The current health crisis has compelled the Institute to postpone its annual Gallipoli Lecture to later in the year. Nonetheless, the Institute wishes to mark Anzac Day, as an honour to the sublime sacrifice of our Australian and New Zealand allies more than a century ago, and ever since.
This year marks not simply the centenary of the end of the ‘War to End all Wars’, but is also the conclusion of four years of contemplation on the conflict that changed the way in which combat was waged.
Wars cannot be executed without labourers. During the First World War – and in particular following the terrible losses of the Somme in 1916 – Britain’s War Office assembled an army of workers. Yet today, they are almost uniformly forgotten. At an event at RUSI next week, we bring ‘The Unremembered’ out of the shadows acknowledging their extraordinary courage and sacrifices.
Michael S Neiberg reviews Famous Battles and How They Shaped the Modern World: From Troy to Courtrai, 1200 BC–1320 AD and Famous Battles and How They Shaped the Modern World: 1588–1943, From the Armada to Stalingrad, edited by Beatrice G Heuser and Athena S Leoussi.

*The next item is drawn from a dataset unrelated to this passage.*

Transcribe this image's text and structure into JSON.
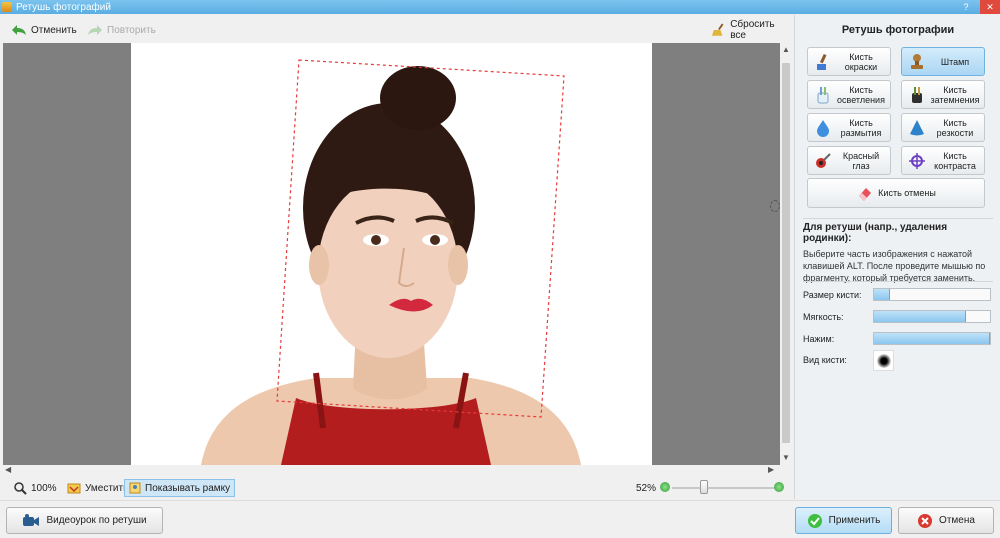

As part of RUSI’s Conflict, War and Culture programme, Hallé musicians will perform a programme of musical pieces derived from, and around, the First World War and featuring the music of some of the...